Website and app data records
━━━━

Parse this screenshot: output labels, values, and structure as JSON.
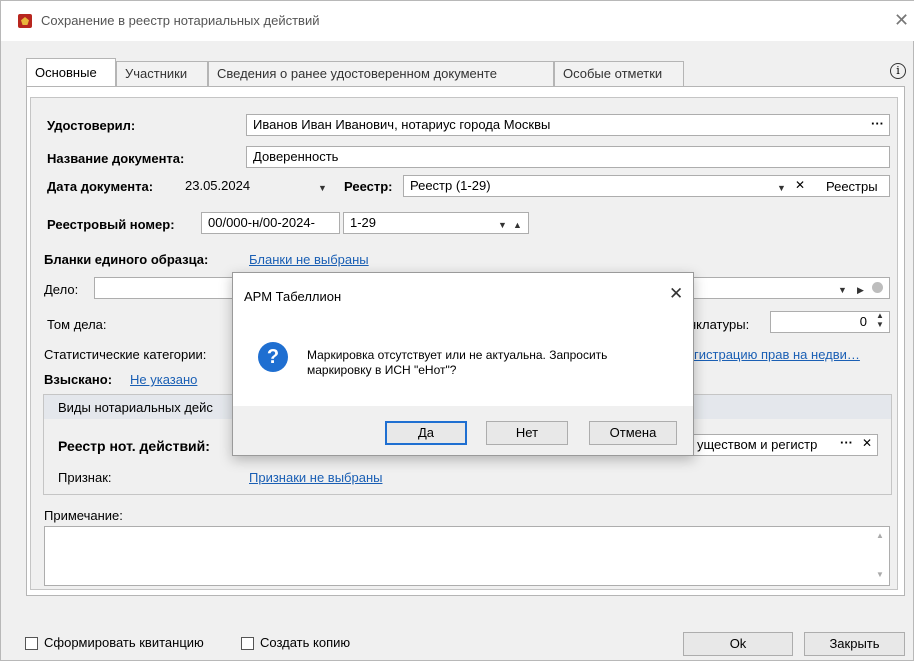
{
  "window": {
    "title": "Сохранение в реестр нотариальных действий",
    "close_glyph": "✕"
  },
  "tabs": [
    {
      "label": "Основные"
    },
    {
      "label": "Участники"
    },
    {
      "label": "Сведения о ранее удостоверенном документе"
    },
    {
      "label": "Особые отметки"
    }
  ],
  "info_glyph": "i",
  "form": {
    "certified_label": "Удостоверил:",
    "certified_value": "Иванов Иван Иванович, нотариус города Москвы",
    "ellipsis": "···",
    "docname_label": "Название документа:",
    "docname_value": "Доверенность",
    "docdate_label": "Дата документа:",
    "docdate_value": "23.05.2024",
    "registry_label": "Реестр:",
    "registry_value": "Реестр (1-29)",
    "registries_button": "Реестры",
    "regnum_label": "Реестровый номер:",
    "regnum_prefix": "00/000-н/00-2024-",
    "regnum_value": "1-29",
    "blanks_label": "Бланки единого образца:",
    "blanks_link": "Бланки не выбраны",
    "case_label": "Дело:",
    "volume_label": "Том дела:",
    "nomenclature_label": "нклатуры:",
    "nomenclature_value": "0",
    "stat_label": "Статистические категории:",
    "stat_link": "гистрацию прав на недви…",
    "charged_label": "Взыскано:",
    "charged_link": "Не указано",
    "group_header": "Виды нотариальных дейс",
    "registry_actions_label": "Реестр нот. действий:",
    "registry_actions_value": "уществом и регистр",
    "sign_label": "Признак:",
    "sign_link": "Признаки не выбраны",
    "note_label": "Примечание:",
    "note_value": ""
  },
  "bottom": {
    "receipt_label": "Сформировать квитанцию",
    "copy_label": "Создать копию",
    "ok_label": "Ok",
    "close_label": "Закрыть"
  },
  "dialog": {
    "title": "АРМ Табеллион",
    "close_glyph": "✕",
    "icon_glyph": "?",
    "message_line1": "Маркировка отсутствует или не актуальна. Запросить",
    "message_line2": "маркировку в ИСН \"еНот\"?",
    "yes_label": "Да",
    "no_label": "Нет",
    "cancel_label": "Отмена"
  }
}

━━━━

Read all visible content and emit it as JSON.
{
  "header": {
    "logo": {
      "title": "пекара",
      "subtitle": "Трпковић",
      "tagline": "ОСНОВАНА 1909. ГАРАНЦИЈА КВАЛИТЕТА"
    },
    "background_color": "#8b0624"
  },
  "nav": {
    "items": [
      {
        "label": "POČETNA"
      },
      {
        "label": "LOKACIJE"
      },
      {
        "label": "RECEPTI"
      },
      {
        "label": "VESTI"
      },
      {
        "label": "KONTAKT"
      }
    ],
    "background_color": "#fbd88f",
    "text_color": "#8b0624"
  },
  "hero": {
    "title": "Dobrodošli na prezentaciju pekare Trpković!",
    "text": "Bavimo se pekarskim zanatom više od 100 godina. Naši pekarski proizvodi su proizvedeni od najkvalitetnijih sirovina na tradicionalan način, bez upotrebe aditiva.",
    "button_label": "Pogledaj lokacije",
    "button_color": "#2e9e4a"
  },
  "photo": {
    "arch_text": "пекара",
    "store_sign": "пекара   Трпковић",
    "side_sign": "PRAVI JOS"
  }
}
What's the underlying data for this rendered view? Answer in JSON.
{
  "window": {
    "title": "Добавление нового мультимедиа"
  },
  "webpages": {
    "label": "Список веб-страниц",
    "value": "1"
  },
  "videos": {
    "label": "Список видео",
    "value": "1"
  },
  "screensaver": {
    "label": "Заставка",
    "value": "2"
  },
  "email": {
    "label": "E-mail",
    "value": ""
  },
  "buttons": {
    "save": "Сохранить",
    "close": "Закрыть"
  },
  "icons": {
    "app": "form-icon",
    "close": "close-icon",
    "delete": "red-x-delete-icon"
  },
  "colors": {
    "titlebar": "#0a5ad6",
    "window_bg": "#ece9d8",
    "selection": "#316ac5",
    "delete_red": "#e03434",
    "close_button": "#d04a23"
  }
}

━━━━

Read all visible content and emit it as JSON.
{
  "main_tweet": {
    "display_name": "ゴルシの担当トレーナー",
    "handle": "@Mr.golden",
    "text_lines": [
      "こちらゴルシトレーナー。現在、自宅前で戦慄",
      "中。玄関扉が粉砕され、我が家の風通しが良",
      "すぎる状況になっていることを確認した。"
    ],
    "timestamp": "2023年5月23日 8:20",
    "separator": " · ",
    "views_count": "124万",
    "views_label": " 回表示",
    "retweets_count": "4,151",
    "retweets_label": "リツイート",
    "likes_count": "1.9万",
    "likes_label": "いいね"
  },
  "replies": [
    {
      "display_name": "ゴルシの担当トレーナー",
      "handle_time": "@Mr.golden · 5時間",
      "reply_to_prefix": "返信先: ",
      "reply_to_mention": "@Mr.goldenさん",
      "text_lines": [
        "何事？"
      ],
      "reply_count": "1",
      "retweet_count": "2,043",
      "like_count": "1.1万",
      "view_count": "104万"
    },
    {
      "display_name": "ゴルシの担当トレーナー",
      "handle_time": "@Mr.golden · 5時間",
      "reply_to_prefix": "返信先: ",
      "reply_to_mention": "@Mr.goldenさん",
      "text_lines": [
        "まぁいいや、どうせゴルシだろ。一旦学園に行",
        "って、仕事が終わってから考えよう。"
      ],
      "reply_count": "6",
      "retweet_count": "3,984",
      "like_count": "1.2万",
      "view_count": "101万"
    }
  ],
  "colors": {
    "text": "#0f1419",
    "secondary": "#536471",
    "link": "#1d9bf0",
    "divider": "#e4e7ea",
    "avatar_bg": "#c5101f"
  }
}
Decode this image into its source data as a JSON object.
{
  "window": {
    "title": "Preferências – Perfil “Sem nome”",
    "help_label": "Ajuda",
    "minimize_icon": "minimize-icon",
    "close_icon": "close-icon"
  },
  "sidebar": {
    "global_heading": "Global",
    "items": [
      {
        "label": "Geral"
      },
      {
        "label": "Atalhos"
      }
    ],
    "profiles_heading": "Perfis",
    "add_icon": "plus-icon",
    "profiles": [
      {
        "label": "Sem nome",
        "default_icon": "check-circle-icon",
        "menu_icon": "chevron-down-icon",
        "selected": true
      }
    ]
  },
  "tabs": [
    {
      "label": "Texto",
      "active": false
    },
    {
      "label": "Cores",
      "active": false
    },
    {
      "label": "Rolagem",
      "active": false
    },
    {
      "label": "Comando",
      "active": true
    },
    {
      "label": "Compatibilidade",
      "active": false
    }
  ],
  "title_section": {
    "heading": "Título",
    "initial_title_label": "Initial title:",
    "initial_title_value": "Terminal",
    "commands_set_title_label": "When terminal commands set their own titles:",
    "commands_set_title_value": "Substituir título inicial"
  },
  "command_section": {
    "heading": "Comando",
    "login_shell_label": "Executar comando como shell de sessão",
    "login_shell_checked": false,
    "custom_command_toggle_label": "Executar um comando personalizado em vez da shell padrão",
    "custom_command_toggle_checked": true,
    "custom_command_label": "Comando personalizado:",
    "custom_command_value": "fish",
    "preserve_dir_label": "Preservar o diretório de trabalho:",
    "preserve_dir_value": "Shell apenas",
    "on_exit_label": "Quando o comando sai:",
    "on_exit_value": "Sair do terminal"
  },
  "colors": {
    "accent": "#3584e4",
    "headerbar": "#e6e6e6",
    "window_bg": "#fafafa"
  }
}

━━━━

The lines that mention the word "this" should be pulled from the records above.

Parse this screenshot: output labels, values, and structure as JSON.
What's the underlying data for this rendered view? Answer in JSON.
Decode this image into its source data as a JSON object.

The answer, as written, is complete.